The diademed sifaka (Propithecus diadema) is potentially the world’s most colorful lemur species. You’d think that would make them easy to find in the green rainforests of eastern Madagascar, especially since they are the second largest living lemur, but they can camouflage surprisingly well in the shadows.
You may wonder why sifaka (pronounced she-FAK) are called sifaka. The term is actually onomatopoetic, meaning that sifaka have a vocalization that sort of sounds like she-FAK. The eastern sifaka—which includes 4 species—has a call that I think sounds more like a sneeze and then a lip smack. Most Malagasy people call the sifaka simpona although in the western parts of Madagascar, the local people actually refer to them as sifaka.
The sifaka’s diet changes seasonally and can include young leaves, fruit, seeds, flowers, and soil2. It is thought that sifaka eat soil because it neutralizes some of the toxins found in their other food items. Having such a flexible diet allows sifaka to persist in fragmented forests3, albeit with decreased physical health4. Since it takes a while to digest leaves, sifaka typically have one or more “siesta” times during the day where they all take a nap in one or several trees. After their midday siesta they continue to feed on leaves and other things until they eventually find the tree that they will sleep in. Sifaka sleep high in trees in little balls snuggled up against one another, potentially to avoid predation by fossa—a Malagasy-endemic carnivoran species—which are active during the night.
Although there have been various studies about the diet and ability of diademed sifaka to persist in fragmented habitats, not much is known about their social behavior. Like other sifaka species, they live in small to medium groups that can include one or more females and one or more males along with their offspring. Somewhat unique to lemurs, most species are female-dominant. In most primates, the males are dominant over the females, which means that they have more control over food, space, and other resources. In lemurs though, it is the females that are dominant over the males5, which makes them an ideal study species to elucidate dominance interactions and social structure dynamics6. Sifaka dominance relationships are maintained through a variety of aggressive (such as hitting or biting) and submissive (such as chattering or avoiding) behaviors. Other sifaka social behaviors include grooming and playing (look for an upcoming “Field Notes” article on sifaka play!).

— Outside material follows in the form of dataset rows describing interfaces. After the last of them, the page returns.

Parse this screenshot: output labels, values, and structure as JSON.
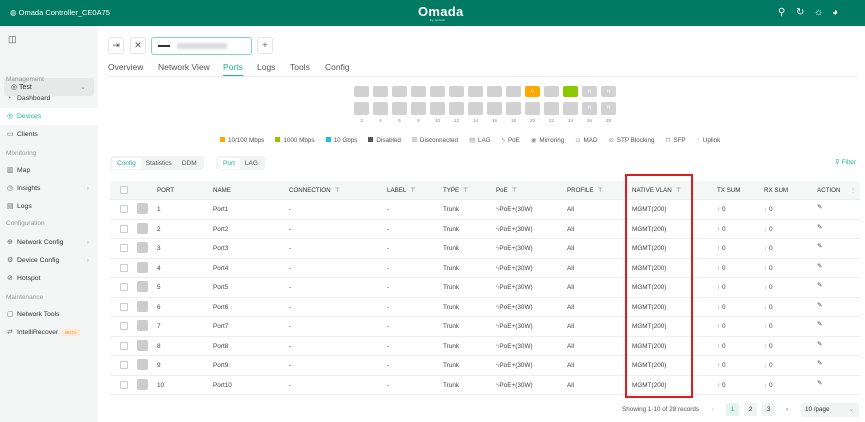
{
  "header": {
    "title": "Omada Controller_CE0A75",
    "logo": "Omada",
    "logo_sub": "by tp-link"
  },
  "sidebar": {
    "site": "Test",
    "sections": [
      "Management",
      "Monitoring",
      "Configuration",
      "Maintenance"
    ],
    "items": [
      {
        "label": "Dashboard",
        "icon": "dashboard-icon"
      },
      {
        "label": "Devices",
        "icon": "devices-icon",
        "active": true
      },
      {
        "label": "Clients",
        "icon": "clients-icon"
      },
      {
        "label": "Map",
        "icon": "map-icon"
      },
      {
        "label": "Insights",
        "icon": "insights-icon"
      },
      {
        "label": "Logs",
        "icon": "logs-icon"
      },
      {
        "label": "Network Config",
        "icon": "globe-icon"
      },
      {
        "label": "Device Config",
        "icon": "device-config-icon"
      },
      {
        "label": "Hotspot",
        "icon": "hotspot-icon"
      },
      {
        "label": "Network Tools",
        "icon": "toolbox-icon"
      },
      {
        "label": "IntelliRecover",
        "icon": "recover-icon",
        "badge": "BETA"
      }
    ]
  },
  "tabs": [
    "Overview",
    "Network View",
    "Ports",
    "Logs",
    "Tools",
    "Config"
  ],
  "active_tab": "Ports",
  "port_labels": [
    "2",
    "4",
    "6",
    "8",
    "10",
    "12",
    "14",
    "16",
    "18",
    "20",
    "22",
    "24",
    "26",
    "28"
  ],
  "legend": [
    "10/100 Mbps",
    "1000 Mbps",
    "10 Gbps",
    "Disabled",
    "Disconnected",
    "LAG",
    "PoE",
    "Mirroring",
    "MAD",
    "STP Blocking",
    "SFP",
    "Uplink"
  ],
  "colors": {
    "accent": "#1eb394",
    "header": "#007a63",
    "speed_100": "#ffa800",
    "speed_1000": "#8cc800",
    "speed_10g": "#1ec0d6",
    "disabled": "#555555",
    "disconnected": "#d2d2d2",
    "highlight": "#e01b1b"
  },
  "view_tabs": [
    "Config",
    "Statistics",
    "DDM"
  ],
  "type_tabs": [
    "Port",
    "LAG"
  ],
  "filter": "Filter",
  "columns": [
    "PORT",
    "NAME",
    "CONNECTION",
    "LABEL",
    "TYPE",
    "PoE",
    "PROFILE",
    "NATIVE VLAN",
    "TX SUM",
    "RX SUM",
    "ACTION"
  ],
  "rows": [
    {
      "port": "1",
      "name": "Port1",
      "connection": "-",
      "label": "-",
      "type": "Trunk",
      "poe": "PoE+(30W)",
      "profile": "All",
      "vlan": "MGMT(200)",
      "tx": "0",
      "rx": "0"
    },
    {
      "port": "2",
      "name": "Port2",
      "connection": "-",
      "label": "-",
      "type": "Trunk",
      "poe": "PoE+(30W)",
      "profile": "All",
      "vlan": "MGMT(200)",
      "tx": "0",
      "rx": "0"
    },
    {
      "port": "3",
      "name": "Port3",
      "connection": "-",
      "label": "-",
      "type": "Trunk",
      "poe": "PoE+(30W)",
      "profile": "All",
      "vlan": "MGMT(200)",
      "tx": "0",
      "rx": "0"
    },
    {
      "port": "4",
      "name": "Port4",
      "connection": "-",
      "label": "-",
      "type": "Trunk",
      "poe": "PoE+(30W)",
      "profile": "All",
      "vlan": "MGMT(200)",
      "tx": "0",
      "rx": "0"
    },
    {
      "port": "5",
      "name": "Port5",
      "connection": "-",
      "label": "-",
      "type": "Trunk",
      "poe": "PoE+(30W)",
      "profile": "All",
      "vlan": "MGMT(200)",
      "tx": "0",
      "rx": "0"
    },
    {
      "port": "6",
      "name": "Port6",
      "connection": "-",
      "label": "-",
      "type": "Trunk",
      "poe": "PoE+(30W)",
      "profile": "All",
      "vlan": "MGMT(200)",
      "tx": "0",
      "rx": "0"
    },
    {
      "port": "7",
      "name": "Port7",
      "connection": "-",
      "label": "-",
      "type": "Trunk",
      "poe": "PoE+(30W)",
      "profile": "All",
      "vlan": "MGMT(200)",
      "tx": "0",
      "rx": "0"
    },
    {
      "port": "8",
      "name": "Port8",
      "connection": "-",
      "label": "-",
      "type": "Trunk",
      "poe": "PoE+(30W)",
      "profile": "All",
      "vlan": "MGMT(200)",
      "tx": "0",
      "rx": "0"
    },
    {
      "port": "9",
      "name": "Port9",
      "connection": "-",
      "label": "-",
      "type": "Trunk",
      "poe": "PoE+(30W)",
      "profile": "All",
      "vlan": "MGMT(200)",
      "tx": "0",
      "rx": "0"
    },
    {
      "port": "10",
      "name": "Port10",
      "connection": "-",
      "label": "-",
      "type": "Trunk",
      "poe": "PoE+(30W)",
      "profile": "All",
      "vlan": "MGMT(200)",
      "tx": "0",
      "rx": "0"
    }
  ],
  "pagination": {
    "summary": "Showing 1-10 of 28 records",
    "pages": [
      "1",
      "2",
      "3"
    ],
    "current": "1",
    "page_size": "10 /page"
  }
}
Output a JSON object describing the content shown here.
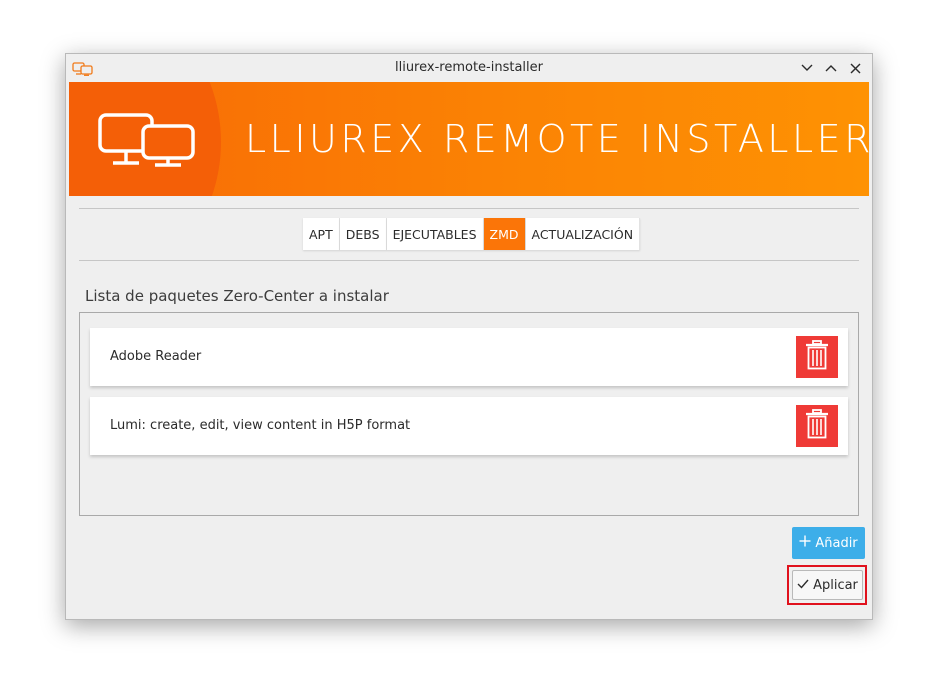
{
  "window": {
    "title": "lliurex-remote-installer",
    "controls": [
      "minimize",
      "maximize",
      "close"
    ]
  },
  "banner": {
    "title": "LLIUREX REMOTE INSTALLER",
    "icon": "two-monitors-icon"
  },
  "tabs": [
    {
      "label": "APT",
      "active": false
    },
    {
      "label": "DEBS",
      "active": false
    },
    {
      "label": "EJECUTABLES",
      "active": false
    },
    {
      "label": "ZMD",
      "active": true
    },
    {
      "label": "ACTUALIZACIÓN",
      "active": false
    }
  ],
  "section": {
    "label": "Lista de paquetes Zero-Center a instalar"
  },
  "packages": [
    {
      "name": "Adobe Reader"
    },
    {
      "name": "Lumi: create, edit, view content in H5P format"
    }
  ],
  "actions": {
    "add_label": "Añadir",
    "apply_label": "Aplicar"
  },
  "colors": {
    "accent": "#fb7508",
    "delete": "#ef3a36",
    "add_button": "#3daee9",
    "highlight": "#e0111c"
  }
}
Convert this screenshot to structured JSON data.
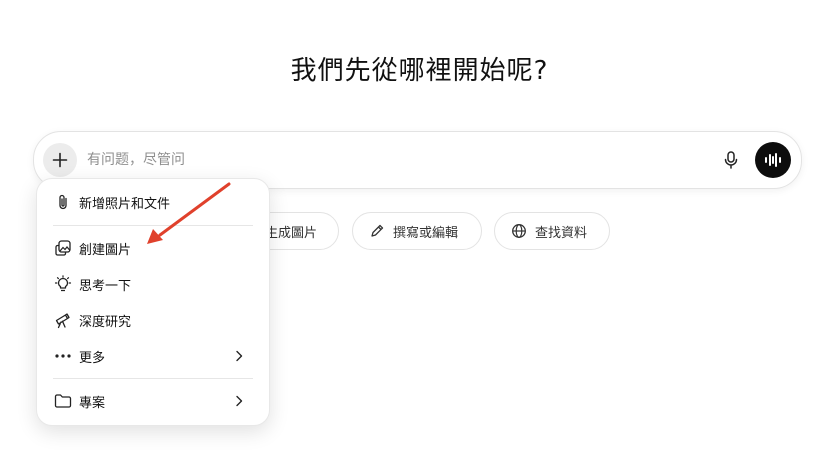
{
  "headline": "我們先從哪裡開始呢?",
  "composer": {
    "placeholder": "有问题，尽管问"
  },
  "chips": [
    {
      "label": "生成圖片",
      "icon": "image-icon"
    },
    {
      "label": "撰寫或編輯",
      "icon": "pencil-icon"
    },
    {
      "label": "查找資料",
      "icon": "globe-icon"
    }
  ],
  "menu": {
    "items": [
      {
        "label": "新增照片和文件",
        "icon": "paperclip-icon"
      },
      {
        "label": "創建圖片",
        "icon": "image-icon"
      },
      {
        "label": "思考一下",
        "icon": "lightbulb-icon"
      },
      {
        "label": "深度研究",
        "icon": "telescope-icon"
      },
      {
        "label": "更多",
        "icon": "more-icon"
      },
      {
        "label": "專案",
        "icon": "folder-icon"
      }
    ]
  },
  "colors": {
    "annotation_arrow": "#e0412c",
    "voice_button": "#0d0d0d"
  }
}
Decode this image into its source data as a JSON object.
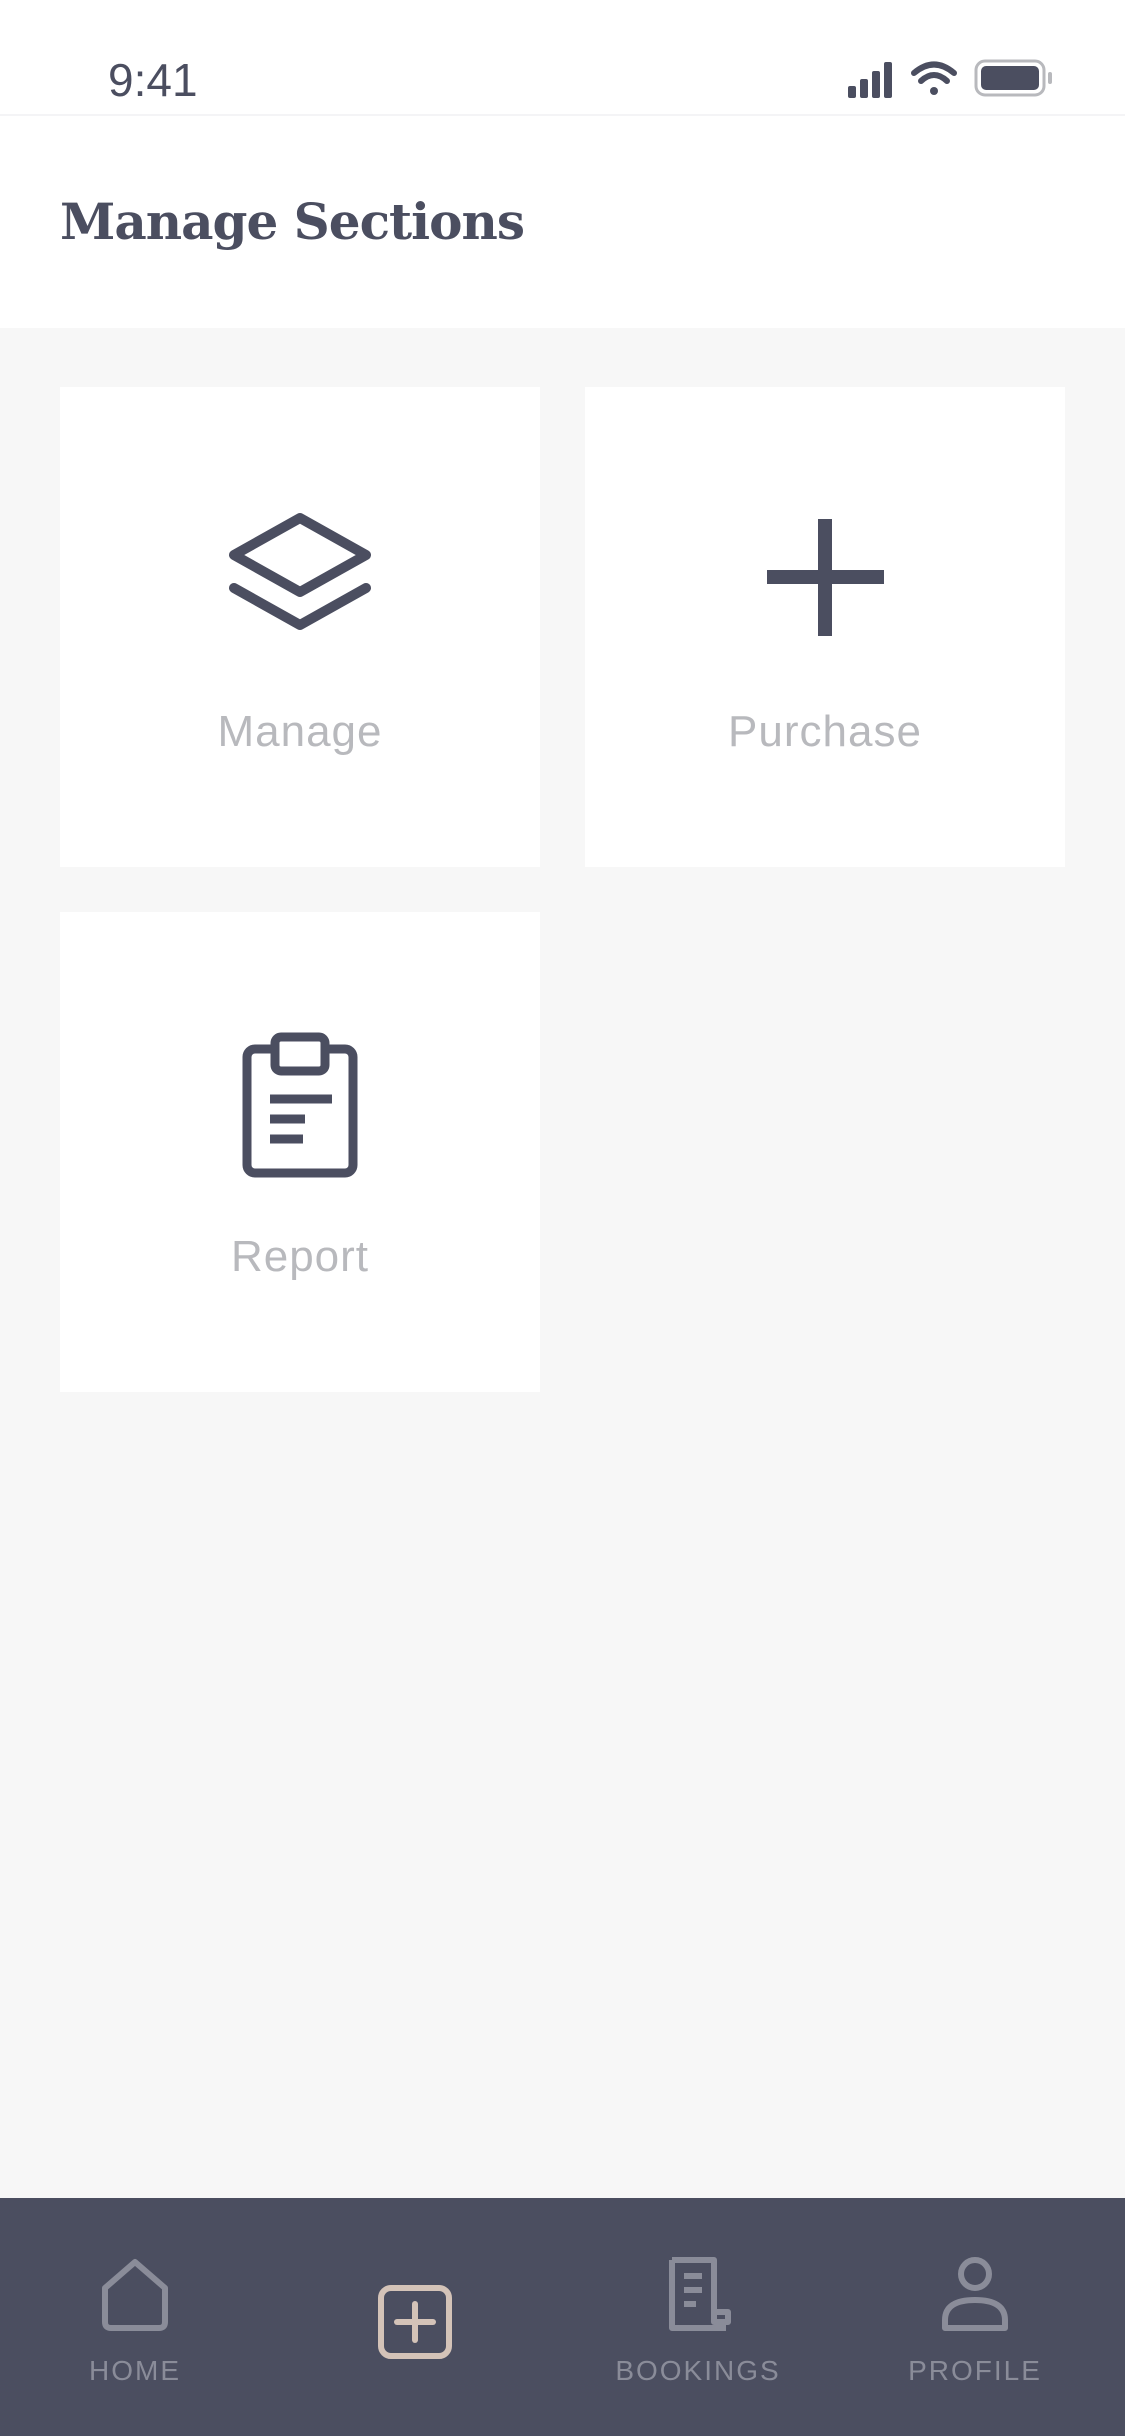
{
  "status_bar": {
    "time": "9:41",
    "icons": [
      "signal-icon",
      "wifi-icon",
      "battery-icon"
    ]
  },
  "header": {
    "title": "Manage Sections"
  },
  "sections": [
    {
      "label": "Manage",
      "icon": "layers-icon"
    },
    {
      "label": "Purchase",
      "icon": "plus-icon"
    },
    {
      "label": "Report",
      "icon": "clipboard-icon"
    }
  ],
  "tab_bar": {
    "tabs": [
      {
        "label": "HOME",
        "icon": "home-icon"
      },
      {
        "label": "",
        "icon": "add-square-icon"
      },
      {
        "label": "BOOKINGS",
        "icon": "receipt-icon"
      },
      {
        "label": "PROFILE",
        "icon": "user-icon"
      }
    ]
  },
  "colors": {
    "primary": "#4b4e60",
    "label_gray": "#b8b9bd",
    "background": "#f7f7f7",
    "tab_inactive": "#8a8c99",
    "tab_active_accent": "#d4c3b8"
  }
}
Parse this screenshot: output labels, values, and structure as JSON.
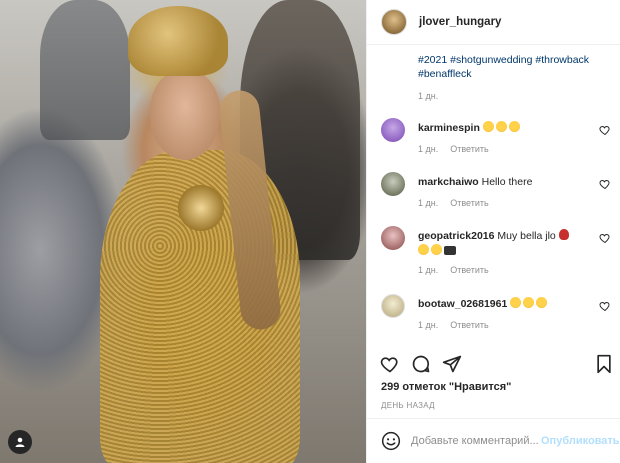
{
  "post": {
    "username": "jlover_hungary",
    "caption_tags": "#2021 #shotgunwedding #throwback #benaffleck",
    "caption_time": "1 дн.",
    "likes": "299 отметок \"Нравится\"",
    "date": "ДЕНЬ НАЗАД"
  },
  "comments": [
    {
      "username": "karminespin",
      "text": "",
      "emoji": [
        "star-struck-emoji",
        "star-struck-emoji",
        "star-struck-emoji"
      ],
      "time": "1 дн.",
      "reply": "Ответить",
      "avatar_color": "#8b5fbf"
    },
    {
      "username": "markchaiwo",
      "text": "Hello there",
      "emoji": [],
      "time": "1 дн.",
      "reply": "Ответить",
      "avatar_color": "#9aa08c"
    },
    {
      "username": "geopatrick2016",
      "text": "Muy bella jlo",
      "emoji": [
        "rose-emoji",
        "heart-eyes-emoji",
        "star-struck-emoji",
        "clapper-board-emoji"
      ],
      "time": "1 дн.",
      "reply": "Ответить",
      "avatar_color": "#c48a8a"
    },
    {
      "username": "bootaw_02681961",
      "text": "",
      "emoji": [
        "star-struck-emoji",
        "smiling-emoji",
        "star-struck-emoji"
      ],
      "time": "1 дн.",
      "reply": "Ответить",
      "avatar_color": "#e6ddb8"
    }
  ],
  "add_comment": {
    "placeholder": "Добавьте комментарий...",
    "post_label": "Опубликовать"
  },
  "icons": {
    "heart": "heart-icon",
    "comment": "comment-icon",
    "share": "share-icon",
    "save": "bookmark-icon",
    "emoji": "emoji-icon",
    "tags": "user-tag-icon"
  }
}
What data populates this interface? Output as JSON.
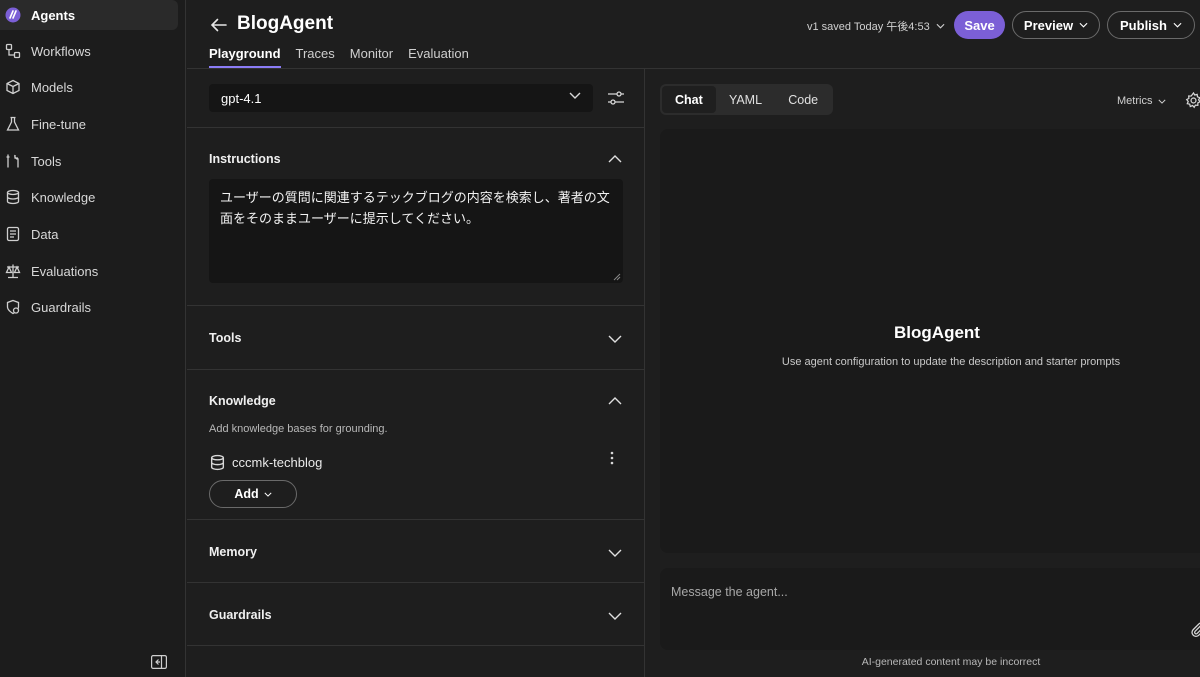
{
  "sidebar": {
    "items": [
      {
        "label": "Agents",
        "icon": "agents-logo-icon",
        "active": true
      },
      {
        "label": "Workflows",
        "icon": "workflows-icon"
      },
      {
        "label": "Models",
        "icon": "models-cube-icon"
      },
      {
        "label": "Fine-tune",
        "icon": "flask-icon"
      },
      {
        "label": "Tools",
        "icon": "tools-icon"
      },
      {
        "label": "Knowledge",
        "icon": "database-icon"
      },
      {
        "label": "Data",
        "icon": "document-icon"
      },
      {
        "label": "Evaluations",
        "icon": "scale-icon"
      },
      {
        "label": "Guardrails",
        "icon": "shield-icon"
      }
    ]
  },
  "header": {
    "title": "BlogAgent",
    "tabs": [
      "Playground",
      "Traces",
      "Monitor",
      "Evaluation"
    ],
    "saved_status": "v1 saved Today 午後4:53",
    "save_label": "Save",
    "preview_label": "Preview",
    "publish_label": "Publish"
  },
  "config": {
    "model": "gpt-4.1",
    "instructions_title": "Instructions",
    "instructions_text": "ユーザーの質問に関連するテックブログの内容を検索し、著者の文面をそのままユーザーに提示してください。",
    "tools_title": "Tools",
    "knowledge_title": "Knowledge",
    "knowledge_helper": "Add knowledge bases for grounding.",
    "knowledge_item": "cccmk-techblog",
    "add_label": "Add",
    "memory_title": "Memory",
    "guardrails_title": "Guardrails"
  },
  "chat": {
    "view_tabs": [
      "Chat",
      "YAML",
      "Code"
    ],
    "metrics_label": "Metrics",
    "agent_name": "BlogAgent",
    "agent_description": "Use agent configuration to update the description and starter prompts",
    "message_placeholder": "Message the agent...",
    "disclaimer": "AI-generated content may be incorrect"
  },
  "colors": {
    "accent": "#7b5fd6",
    "background": "#1e1e1e",
    "panel": "#1a1a1a"
  }
}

This elusive lemur is critically endangered, with potentially 1,000-10,000 animals left in the wild1 due to extensive habitat loss and fragmentation. Like most fauna endemic to Madagascar, sifaka now live in isolated habitat patches that are surrounded by an ever-expanding human population.
[By: Meredith Lutz]
1Gould, L., & Sauther, M. L. (Eds.). (2006). Lemurs: Ecology and adaptation: Springer.
2Powzyk, J. A., & Mowry, C. B. (2003). Dietary and feeding differences between sympatric Propithecus diadema diadema and Indri indri. International Journal of Primatology, 24, 1143-1162.
3Irwin, M. T. (2008). Feeding ecology of Propithecus diadema in forest fragments and continuous forest. International Journal of Primatology, 29, 95-115.
4Irwin, M. T., Junge, R. E., Raharison, J.-L., & Samonds, K. E. (2010). Variation in physiological health of diademed sifakas across intact and fragmented forest at Tsinjoarivo, eastern Madagascar. American Journal of Primatology, 72, 1013-1025.
5Petty, J. M. A., & Drea, C. M. (2015). Female rule in lemurs is ancestral and hormonally mediated. Scientific Reports, 5.
6Lewis, R. J. (2002). Beyond dominance: The importance of leverage. Quarterly Review of Biology, 77, 149-164.